Tuesday, September 20, 2016

Business Expo 2016 Visit

This year's HVCC business expo was held at Westpac Stadium in Wellington. This was the largest venue yet for the expo. There was certainly more room for the expo at the stadium, though it can be a bit difficult to work out the entrance to the stadium for pedestrians. The rainy weather also made it a bit unpleasant to get to the stadium.

Once inside, there were 134 stalls, with plenty of draws and fun games for prizes. A number of the stalls were reflecting changes in the times. One stall, for example, was for a company that offered P testing services; the horrors of homes that have been used for P manufacturing are now making their mark all right. And changes in technology were also manifest; the star of the show at one stall was a robot. Most likely people would forget the stall and what it would sell, but they would remember the robot. The robot was a very popular photo opportunity, as was the Balloon Biz Mickey Mouse balloon sculpture outside the door. You could even get your photo taken with Mickey Mouse.

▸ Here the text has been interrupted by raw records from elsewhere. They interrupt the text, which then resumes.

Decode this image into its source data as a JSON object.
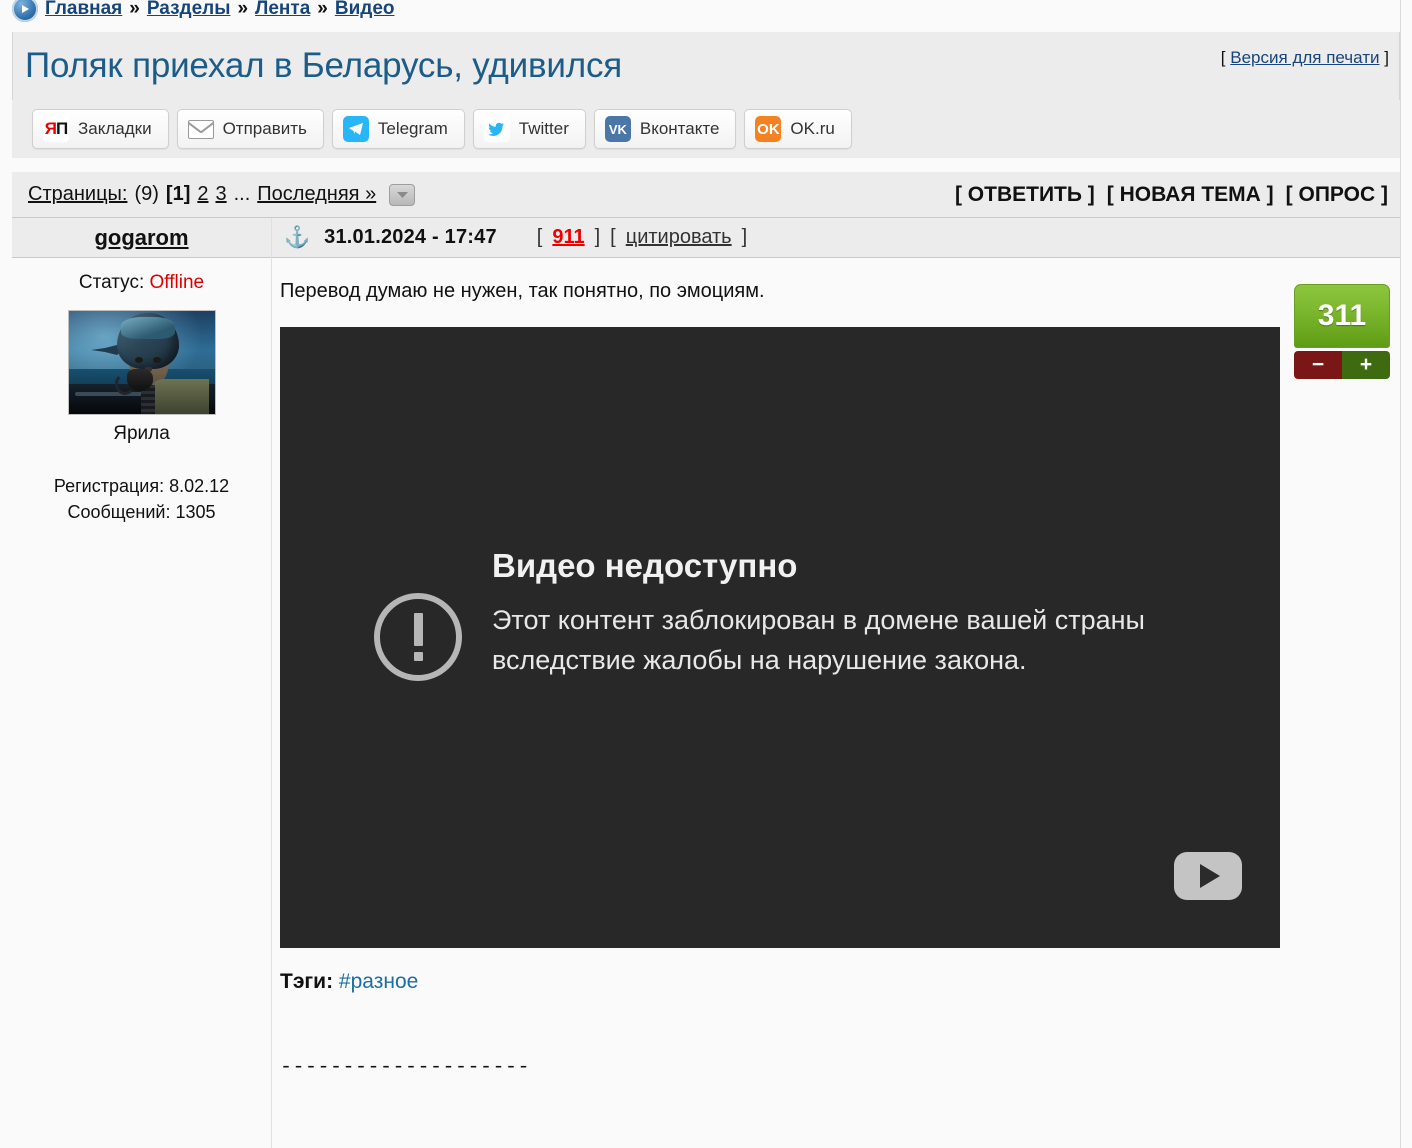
{
  "breadcrumb": {
    "icon": "play-circle-icon",
    "items": [
      "Главная",
      "Разделы",
      "Лента",
      "Видео"
    ],
    "separator": "»"
  },
  "header": {
    "title": "Поляк приехал в Беларусь, удивился",
    "print_open": "[",
    "print_label": "Версия для печати",
    "print_close": "]"
  },
  "social": [
    {
      "name": "yaplakal-bookmarks",
      "icon": "yap-icon",
      "label": "Закладки"
    },
    {
      "name": "send",
      "icon": "mail-icon",
      "label": "Отправить"
    },
    {
      "name": "telegram",
      "icon": "telegram-icon",
      "label": "Telegram"
    },
    {
      "name": "twitter",
      "icon": "twitter-icon",
      "label": "Twitter"
    },
    {
      "name": "vkontakte",
      "icon": "vk-icon",
      "label": "Вконтакте"
    },
    {
      "name": "odnoklassniki",
      "icon": "ok-icon",
      "label": "OK.ru"
    }
  ],
  "pagination": {
    "label": "Страницы:",
    "count": "(9)",
    "current": "[1]",
    "page2": "2",
    "page3": "3",
    "ellipsis": "...",
    "last": "Последняя »"
  },
  "toolbar": {
    "reply": "[ ОТВЕТИТЬ ]",
    "new_topic": "[ НОВАЯ ТЕМА ]",
    "poll": "[ ОПРОС ]"
  },
  "post": {
    "author": {
      "username": "gogarom",
      "status_label": "Статус:",
      "status_value": "Offline",
      "avatar_name": "Ярила",
      "registration": "Регистрация: 8.02.12",
      "messages": "Сообщений: 1305"
    },
    "meta": {
      "anchor_icon": "anchor-icon",
      "datetime": "31.01.2024 - 17:47",
      "bracket_open": "[",
      "post_number": "911",
      "bracket_close": "]",
      "quote_open": "[",
      "quote_label": "цитировать",
      "quote_close": "]"
    },
    "body": "Перевод думаю не нужен, так понятно, по эмоциям.",
    "video": {
      "title": "Видео недоступно",
      "message": "Этот контент заблокирован в домене вашей страны вследствие жалобы на нарушение закона.",
      "warn_icon": "exclamation-circle-icon",
      "play_icon": "play-button-icon"
    },
    "tags": {
      "label": "Тэги:",
      "items": [
        "#разное"
      ]
    },
    "signature_separator": "--------------------"
  },
  "rating": {
    "value": "311",
    "minus": "−",
    "plus": "+",
    "color_positive": "#7ab62c",
    "color_minus": "#7a1616",
    "color_plus": "#3f6b10"
  }
}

Some of the businesses I saw included catering, courier, gym, printing, accounting, website design, legal advice, accounting, security, civil defence, gardening, banking, business consulting, HR services, trademark creation, IT, iPhone services, pest control and Payroll. Politics also made its way in; I saw the Upper Hutt City Council and National Party having stalls there. I was a bit surprised at the absence of some businesses, such as travel agents. However, there were some new businesses that looked impressive, such as Just Plants, which can redesign your work spaces to make them more green and healthy with plant decor.

Thursday, September 1, 2016

Wellington Region Business Expo 2016

The 2016 Wellington region Business Expo is going to be held on Tuesday, 20th September. This year it is going to be in Wellington itself, rather than in the Hutt Valley, and will be held at the Westpac Stadium. The Expo is going to have seminars, competitions, prize draws, networking, lots of business stalls, business breakfast, and it's all going to run from 9am to 7pm.

Quotation Mark Rules and the Legacy of Typsetting

I recently found this fascinating story of a legacy of typesetting that still creates a difference between American and British punctuation. Proofreaders have to stay mindful of it when dealing with American conventions.

In the past, compositors (people who lay out printed material with type) found that the small pieces of type would not break off the end of a sentence, so the full stops (periods in the US) and commas would not break off either. For this reason they made the rule that made the rule that full stops and commas had to be placed inside quotation marks. This rule became the convention for how to place commas and full stops in regard to quotation marks.

Then, in the 1900s the Fowlers Brothers campaigned for full stops and commas to be placed outside quotation marks, except for direct speech. This was so the grammar rules would follow logic rather than typesetting convenience. This new rule was adopted for UK English. Its advantage is that placing the full stops and commas outside quotation marks makes it clear that what is inside the quotation marks is a quote or highlighted word and not direct speech.

However, the US did not adopt the rule change. So to this day, UK English follows the rule that full stops and commas go outside quotation marks except in direct speech e.g. “That movie was terrible,” said Mark. But US English, they still go inside.

For example:

(US English) I can never remember how to spell “ecstasy.”
(UK English) I can never remember how to spell “ecstasy”.

This rule applies only to full stops and commas. In both UK and US English all other punctuation, such as semicolons, colons and dashes, always go outside quotation marks. Moreover, some American-based conventions, such as the APA reference style, have adopted the UK rule of full stops and commas outside quotation marks in order to differentiate highlighted words and quotes taken from sources from direct speech.